Vocabulary Development:

The teaching of vocabulary is fundamental to the teaching of reading and writing and takes place throughout the entire teaching sequence. Throughout the teaching sequence texts are chosen to ensure all children encounter a challenging level of vocabulary. New words that the children encounter are explored and children are encouraged to share any new vocabulary with their peers and discuss their meaning. Vocabulary from the text is carefully planned, displayed and is taught both explicitly (pre-taught) and implicitly (at the point of reading). The words selected to be explicitly taught include tier 2 words (words which have more than one meaning depending of the context of the text) and tier 3 words (more ‘academic’ words with specific definitions e.g. scientific/technical words.) All classrooms are vocabulary rich and reflect/exemplify the words and phrases which have been taught and explored over a sequence of learning/within a topic area. The pupils are encouraged to use and apply this ambitious vocabulary in their own writing.

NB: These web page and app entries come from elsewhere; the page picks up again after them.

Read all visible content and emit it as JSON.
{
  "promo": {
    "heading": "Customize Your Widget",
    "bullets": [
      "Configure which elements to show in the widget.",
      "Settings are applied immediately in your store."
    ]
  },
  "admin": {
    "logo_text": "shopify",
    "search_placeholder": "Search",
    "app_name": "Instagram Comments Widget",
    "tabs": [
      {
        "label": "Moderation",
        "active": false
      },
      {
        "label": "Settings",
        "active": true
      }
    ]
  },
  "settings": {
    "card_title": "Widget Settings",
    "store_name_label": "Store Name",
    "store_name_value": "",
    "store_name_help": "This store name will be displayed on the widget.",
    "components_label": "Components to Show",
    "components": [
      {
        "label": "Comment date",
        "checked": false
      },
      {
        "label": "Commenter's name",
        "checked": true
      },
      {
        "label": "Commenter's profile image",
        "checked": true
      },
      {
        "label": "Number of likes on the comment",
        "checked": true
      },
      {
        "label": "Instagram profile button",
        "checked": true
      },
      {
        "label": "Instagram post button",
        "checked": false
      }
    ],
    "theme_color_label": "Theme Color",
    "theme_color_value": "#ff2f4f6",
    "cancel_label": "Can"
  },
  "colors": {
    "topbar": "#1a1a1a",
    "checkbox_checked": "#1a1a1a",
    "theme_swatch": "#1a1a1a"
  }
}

Where possible, feedback is completed within the lesson, unless children have completed an independent writing piece when a more in-depth mark will be completed. All feedback is given in line with our marking and feedback policy. Children should be clear on what they can do well and what they need to improve within their writing.


We use a range of strategies to assess the children’s writing and employ effective formative and summative assessment procedures throughout the writing process. The unit ends with an assessed ‘independent write’.

Across both the school and Pathfinders Trust, Teachers and leaders work together to jointly standardise and moderate the children’s writing within each year group. Summative data is submitted to the senior leaders at set points throughout the year. Exemplification materials are being developed by the Pathfinders Trust for all year groups for making judgements and to inform planning. Teachers will use their professional judgement to determine whether a child is working within age-related expectations, above or below. They base their judgements on the quality of the independent write that children produce at the end of each unit and determine to what extent children have met the agreed success criteria for that genre of writing. Ongoing assessments are recorded on Insight to inform subsequent teaching and summative data.

Leadership of Writing

Leaders monitor the provision of writing through learning walks in English, book looks and pupil voice. They regularly monitor and evaluate the impact of this provision through the analysis of (i) end of year cohort data and (ii) individual pupil progress throughout the year (on going assessments).


We are ambitious for all our children and strive to ensure that we provide all children with the skills needed for them to become successful writers, no matter what their starting point, background or additional needs. We expect our children to become writers who:

  • Enjoy writing and view themselves as effective, competent writers;
  • Have a good understanding of the purpose of writing and can write effectively for a range of purposes and audiences.
  • Have a wide vocabulary that they use within their writing.
  • Leave primary school being able to effectively apply spelling rules and patterns they have been taught.

We aim to meet the expectations of the Early Learning Goals and the National Curriculum and when possible, exceed these and ensure that children make good progress in Writing during their time at Havelock Schools

Therefore, we aim to achieve:

  • Outcomes at the end of KS1 in writing that are at least in line with or above national averages for attainment at both standards.
  • Outcomes at the end of KS2 in writing that are at least in line with national or above averages for attainment at both standards and progress.
  • The % of pupils working at Age Related Expectations in writing within each year group will be at least in line with national averages.
  • The % of pupils working at Greater Depth in writing within each year group will be at least in line with national averages